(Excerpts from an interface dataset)
☆ ☆ ☆ ☆ ☆ ☆ ☆
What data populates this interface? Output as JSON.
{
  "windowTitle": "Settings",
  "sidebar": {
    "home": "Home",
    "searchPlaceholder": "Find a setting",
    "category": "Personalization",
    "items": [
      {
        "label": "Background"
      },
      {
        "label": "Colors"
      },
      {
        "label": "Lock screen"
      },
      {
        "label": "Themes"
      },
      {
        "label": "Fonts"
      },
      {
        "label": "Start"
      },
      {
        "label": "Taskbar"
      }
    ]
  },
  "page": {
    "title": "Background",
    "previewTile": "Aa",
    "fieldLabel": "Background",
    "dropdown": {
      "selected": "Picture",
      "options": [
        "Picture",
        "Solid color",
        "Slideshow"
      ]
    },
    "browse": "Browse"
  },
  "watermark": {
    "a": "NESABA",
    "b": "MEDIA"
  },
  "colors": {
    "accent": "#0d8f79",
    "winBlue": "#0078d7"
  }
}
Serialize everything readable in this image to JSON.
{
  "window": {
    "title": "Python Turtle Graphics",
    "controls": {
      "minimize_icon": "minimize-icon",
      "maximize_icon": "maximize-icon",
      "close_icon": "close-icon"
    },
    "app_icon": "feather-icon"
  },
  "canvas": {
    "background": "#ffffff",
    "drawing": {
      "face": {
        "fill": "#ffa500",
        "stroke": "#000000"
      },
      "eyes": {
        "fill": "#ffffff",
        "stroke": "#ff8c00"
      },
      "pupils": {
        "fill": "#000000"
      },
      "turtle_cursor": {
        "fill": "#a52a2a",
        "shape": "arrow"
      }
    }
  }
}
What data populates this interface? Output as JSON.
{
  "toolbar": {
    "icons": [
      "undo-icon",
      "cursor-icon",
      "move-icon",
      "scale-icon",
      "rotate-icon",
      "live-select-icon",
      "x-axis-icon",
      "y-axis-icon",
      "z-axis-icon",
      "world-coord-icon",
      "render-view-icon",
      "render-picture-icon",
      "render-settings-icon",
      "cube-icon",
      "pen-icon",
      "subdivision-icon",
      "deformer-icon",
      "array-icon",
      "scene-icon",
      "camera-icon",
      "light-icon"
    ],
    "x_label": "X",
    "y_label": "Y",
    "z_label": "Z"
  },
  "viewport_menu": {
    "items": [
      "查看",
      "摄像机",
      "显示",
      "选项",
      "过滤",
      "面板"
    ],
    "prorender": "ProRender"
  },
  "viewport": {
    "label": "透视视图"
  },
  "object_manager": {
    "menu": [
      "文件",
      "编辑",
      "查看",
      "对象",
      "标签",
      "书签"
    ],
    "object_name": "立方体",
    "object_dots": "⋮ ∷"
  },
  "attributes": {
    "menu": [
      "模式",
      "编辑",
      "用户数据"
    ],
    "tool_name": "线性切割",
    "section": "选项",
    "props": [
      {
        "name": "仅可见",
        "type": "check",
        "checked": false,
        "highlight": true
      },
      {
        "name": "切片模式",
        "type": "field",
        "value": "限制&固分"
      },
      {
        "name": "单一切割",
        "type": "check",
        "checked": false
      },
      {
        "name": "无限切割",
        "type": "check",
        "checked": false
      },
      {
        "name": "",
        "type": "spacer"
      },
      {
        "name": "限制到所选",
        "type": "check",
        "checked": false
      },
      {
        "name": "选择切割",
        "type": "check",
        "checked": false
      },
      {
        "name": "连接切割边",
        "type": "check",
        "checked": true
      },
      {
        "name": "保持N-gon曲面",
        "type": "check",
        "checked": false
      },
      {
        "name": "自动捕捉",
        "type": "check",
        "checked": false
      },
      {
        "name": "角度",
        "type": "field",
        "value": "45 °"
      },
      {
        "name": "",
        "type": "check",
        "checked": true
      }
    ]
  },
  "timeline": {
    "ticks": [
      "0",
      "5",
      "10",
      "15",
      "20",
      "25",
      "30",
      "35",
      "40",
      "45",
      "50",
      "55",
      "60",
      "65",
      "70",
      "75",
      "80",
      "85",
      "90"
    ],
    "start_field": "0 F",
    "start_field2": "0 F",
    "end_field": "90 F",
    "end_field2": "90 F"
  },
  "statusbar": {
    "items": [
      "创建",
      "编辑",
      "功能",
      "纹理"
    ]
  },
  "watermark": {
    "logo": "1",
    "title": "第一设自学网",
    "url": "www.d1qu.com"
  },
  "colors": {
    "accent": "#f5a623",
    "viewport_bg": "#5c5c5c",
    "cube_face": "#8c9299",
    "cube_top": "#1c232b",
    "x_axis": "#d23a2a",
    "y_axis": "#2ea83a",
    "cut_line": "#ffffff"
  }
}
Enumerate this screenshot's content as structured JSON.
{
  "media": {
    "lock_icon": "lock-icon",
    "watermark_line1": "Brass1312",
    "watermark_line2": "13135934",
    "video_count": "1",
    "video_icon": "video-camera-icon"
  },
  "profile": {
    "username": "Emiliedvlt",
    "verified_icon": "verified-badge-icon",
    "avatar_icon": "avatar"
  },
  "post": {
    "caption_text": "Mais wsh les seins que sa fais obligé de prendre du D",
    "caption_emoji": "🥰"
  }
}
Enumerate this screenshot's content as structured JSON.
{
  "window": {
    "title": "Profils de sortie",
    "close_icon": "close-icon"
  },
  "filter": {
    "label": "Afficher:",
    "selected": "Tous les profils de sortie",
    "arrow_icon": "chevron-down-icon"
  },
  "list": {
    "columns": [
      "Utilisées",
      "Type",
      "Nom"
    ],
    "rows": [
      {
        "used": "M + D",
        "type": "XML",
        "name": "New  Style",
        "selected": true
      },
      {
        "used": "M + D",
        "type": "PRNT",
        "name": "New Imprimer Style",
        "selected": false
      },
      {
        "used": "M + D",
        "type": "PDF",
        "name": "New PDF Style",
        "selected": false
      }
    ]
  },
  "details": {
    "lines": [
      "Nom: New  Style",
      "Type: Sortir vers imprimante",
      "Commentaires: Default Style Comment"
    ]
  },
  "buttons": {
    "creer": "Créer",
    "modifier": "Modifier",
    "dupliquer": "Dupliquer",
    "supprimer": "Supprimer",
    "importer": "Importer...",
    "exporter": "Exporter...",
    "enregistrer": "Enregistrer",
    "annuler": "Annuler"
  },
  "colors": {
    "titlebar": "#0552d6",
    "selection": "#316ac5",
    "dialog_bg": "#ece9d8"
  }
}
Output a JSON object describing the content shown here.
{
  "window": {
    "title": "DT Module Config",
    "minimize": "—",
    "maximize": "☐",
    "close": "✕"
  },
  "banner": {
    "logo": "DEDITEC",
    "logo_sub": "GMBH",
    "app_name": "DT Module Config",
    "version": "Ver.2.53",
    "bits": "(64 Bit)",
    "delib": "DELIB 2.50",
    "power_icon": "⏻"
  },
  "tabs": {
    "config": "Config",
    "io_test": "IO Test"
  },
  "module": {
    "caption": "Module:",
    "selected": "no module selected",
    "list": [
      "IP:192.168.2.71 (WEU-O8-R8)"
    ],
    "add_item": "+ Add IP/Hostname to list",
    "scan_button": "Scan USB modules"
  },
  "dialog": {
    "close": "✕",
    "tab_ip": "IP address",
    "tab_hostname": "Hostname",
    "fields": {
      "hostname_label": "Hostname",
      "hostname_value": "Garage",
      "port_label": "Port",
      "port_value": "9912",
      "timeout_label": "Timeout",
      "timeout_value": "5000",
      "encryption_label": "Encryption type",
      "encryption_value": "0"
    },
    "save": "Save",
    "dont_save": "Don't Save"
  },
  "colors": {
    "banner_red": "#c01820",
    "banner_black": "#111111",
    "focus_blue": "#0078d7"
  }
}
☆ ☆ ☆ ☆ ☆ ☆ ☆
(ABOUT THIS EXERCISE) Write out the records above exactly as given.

(EXPECTED ANSWER)
What data populates this interface? Output as JSON.
{
  "windowTitle": "Settings",
  "sidebar": {
    "home": "Home",
    "searchPlaceholder": "Find a setting",
    "category": "Personalization",
    "items": [
      {
        "label": "Background"
      },
      {
        "label": "Colors"
      },
      {
        "label": "Lock screen"
      },
      {
        "label": "Themes"
      },
      {
        "label": "Fonts"
      },
      {
        "label": "Start"
      },
      {
        "label": "Taskbar"
      }
    ]
  },
  "page": {
    "title": "Background",
    "previewTile": "Aa",
    "fieldLabel": "Background",
    "dropdown": {
      "selected": "Picture",
      "options": [
        "Picture",
        "Solid color",
        "Slideshow"
      ]
    },
    "browse": "Browse"
  },
  "watermark": {
    "a": "NESABA",
    "b": "MEDIA"
  },
  "colors": {
    "accent": "#0d8f79",
    "winBlue": "#0078d7"
  }
}
Serialize everything readable in this image to JSON.
{
  "window": {
    "title": "Python Turtle Graphics",
    "controls": {
      "minimize_icon": "minimize-icon",
      "maximize_icon": "maximize-icon",
      "close_icon": "close-icon"
    },
    "app_icon": "feather-icon"
  },
  "canvas": {
    "background": "#ffffff",
    "drawing": {
      "face": {
        "fill": "#ffa500",
        "stroke": "#000000"
      },
      "eyes": {
        "fill": "#ffffff",
        "stroke": "#ff8c00"
      },
      "pupils": {
        "fill": "#000000"
      },
      "turtle_cursor": {
        "fill": "#a52a2a",
        "shape": "arrow"
      }
    }
  }
}
What data populates this interface? Output as JSON.
{
  "toolbar": {
    "icons": [
      "undo-icon",
      "cursor-icon",
      "move-icon",
      "scale-icon",
      "rotate-icon",
      "live-select-icon",
      "x-axis-icon",
      "y-axis-icon",
      "z-axis-icon",
      "world-coord-icon",
      "render-view-icon",
      "render-picture-icon",
      "render-settings-icon",
      "cube-icon",
      "pen-icon",
      "subdivision-icon",
      "deformer-icon",
      "array-icon",
      "scene-icon",
      "camera-icon",
      "light-icon"
    ],
    "x_label": "X",
    "y_label": "Y",
    "z_label": "Z"
  },
  "viewport_menu": {
    "items": [
      "查看",
      "摄像机",
      "显示",
      "选项",
      "过滤",
      "面板"
    ],
    "prorender": "ProRender"
  },
  "viewport": {
    "label": "透视视图"
  },
  "object_manager": {
    "menu": [
      "文件",
      "编辑",
      "查看",
      "对象",
      "标签",
      "书签"
    ],
    "object_name": "立方体",
    "object_dots": "⋮ ∷"
  },
  "attributes": {
    "menu": [
      "模式",
      "编辑",
      "用户数据"
    ],
    "tool_name": "线性切割",
    "section": "选项",
    "props": [
      {
        "name": "仅可见",
        "type": "check",
        "checked": false,
        "highlight": true
      },
      {
        "name": "切片模式",
        "type": "field",
        "value": "限制&固分"
      },
      {
        "name": "单一切割",
        "type": "check",
        "checked": false
      },
      {
        "name": "无限切割",
        "type": "check",
        "checked": false
      },
      {
        "name": "",
        "type": "spacer"
      },
      {
        "name": "限制到所选",
        "type": "check",
        "checked": false
      },
      {
        "name": "选择切割",
        "type": "check",
        "checked": false
      },
      {
        "name": "连接切割边",
        "type": "check",
        "checked": true
      },
      {
        "name": "保持N-gon曲面",
        "type": "check",
        "checked": false
      },
      {
        "name": "自动捕捉",
        "type": "check",
        "checked": false
      },
      {
        "name": "角度",
        "type": "field",
        "value": "45 °"
      },
      {
        "name": "",
        "type": "check",
        "checked": true
      }
    ]
  },
  "timeline": {
    "ticks": [
      "0",
      "5",
      "10",
      "15",
      "20",
      "25",
      "30",
      "35",
      "40",
      "45",
      "50",
      "55",
      "60",
      "65",
      "70",
      "75",
      "80",
      "85",
      "90"
    ],
    "start_field": "0 F",
    "start_field2": "0 F",
    "end_field": "90 F",
    "end_field2": "90 F"
  },
  "statusbar": {
    "items": [
      "创建",
      "编辑",
      "功能",
      "纹理"
    ]
  },
  "watermark": {
    "logo": "1",
    "title": "第一设自学网",
    "url": "www.d1qu.com"
  },
  "colors": {
    "accent": "#f5a623",
    "viewport_bg": "#5c5c5c",
    "cube_face": "#8c9299",
    "cube_top": "#1c232b",
    "x_axis": "#d23a2a",
    "y_axis": "#2ea83a",
    "cut_line": "#ffffff"
  }
}
Enumerate this screenshot's content as structured JSON.
{
  "media": {
    "lock_icon": "lock-icon",
    "watermark_line1": "Brass1312",
    "watermark_line2": "13135934",
    "video_count": "1",
    "video_icon": "video-camera-icon"
  },
  "profile": {
    "username": "Emiliedvlt",
    "verified_icon": "verified-badge-icon",
    "avatar_icon": "avatar"
  },
  "post": {
    "caption_text": "Mais wsh les seins que sa fais obligé de prendre du D",
    "caption_emoji": "🥰"
  }
}
Enumerate this screenshot's content as structured JSON.
{
  "window": {
    "title": "Profils de sortie",
    "close_icon": "close-icon"
  },
  "filter": {
    "label": "Afficher:",
    "selected": "Tous les profils de sortie",
    "arrow_icon": "chevron-down-icon"
  },
  "list": {
    "columns": [
      "Utilisées",
      "Type",
      "Nom"
    ],
    "rows": [
      {
        "used": "M + D",
        "type": "XML",
        "name": "New  Style",
        "selected": true
      },
      {
        "used": "M + D",
        "type": "PRNT",
        "name": "New Imprimer Style",
        "selected": false
      },
      {
        "used": "M + D",
        "type": "PDF",
        "name": "New PDF Style",
        "selected": false
      }
    ]
  },
  "details": {
    "lines": [
      "Nom: New  Style",
      "Type: Sortir vers imprimante",
      "Commentaires: Default Style Comment"
    ]
  },
  "buttons": {
    "creer": "Créer",
    "modifier": "Modifier",
    "dupliquer": "Dupliquer",
    "supprimer": "Supprimer",
    "importer": "Importer...",
    "exporter": "Exporter...",
    "enregistrer": "Enregistrer",
    "annuler": "Annuler"
  },
  "colors": {
    "titlebar": "#0552d6",
    "selection": "#316ac5",
    "dialog_bg": "#ece9d8"
  }
}
Output a JSON object describing the content shown here.
{
  "window": {
    "title": "DT Module Config",
    "minimize": "—",
    "maximize": "☐",
    "close": "✕"
  },
  "banner": {
    "logo": "DEDITEC",
    "logo_sub": "GMBH",
    "app_name": "DT Module Config",
    "version": "Ver.2.53",
    "bits": "(64 Bit)",
    "delib": "DELIB 2.50",
    "power_icon": "⏻"
  },
  "tabs": {
    "config": "Config",
    "io_test": "IO Test"
  },
  "module": {
    "caption": "Module:",
    "selected": "no module selected",
    "list": [
      "IP:192.168.2.71 (WEU-O8-R8)"
    ],
    "add_item": "+ Add IP/Hostname to list",
    "scan_button": "Scan USB modules"
  },
  "dialog": {
    "close": "✕",
    "tab_ip": "IP address",
    "tab_hostname": "Hostname",
    "fields": {
      "hostname_label": "Hostname",
      "hostname_value": "Garage",
      "port_label": "Port",
      "port_value": "9912",
      "timeout_label": "Timeout",
      "timeout_value": "5000",
      "encryption_label": "Encryption type",
      "encryption_value": "0"
    },
    "save": "Save",
    "dont_save": "Don't Save"
  },
  "colors": {
    "banner_red": "#c01820",
    "banner_black": "#111111",
    "focus_blue": "#0078d7"
  }
}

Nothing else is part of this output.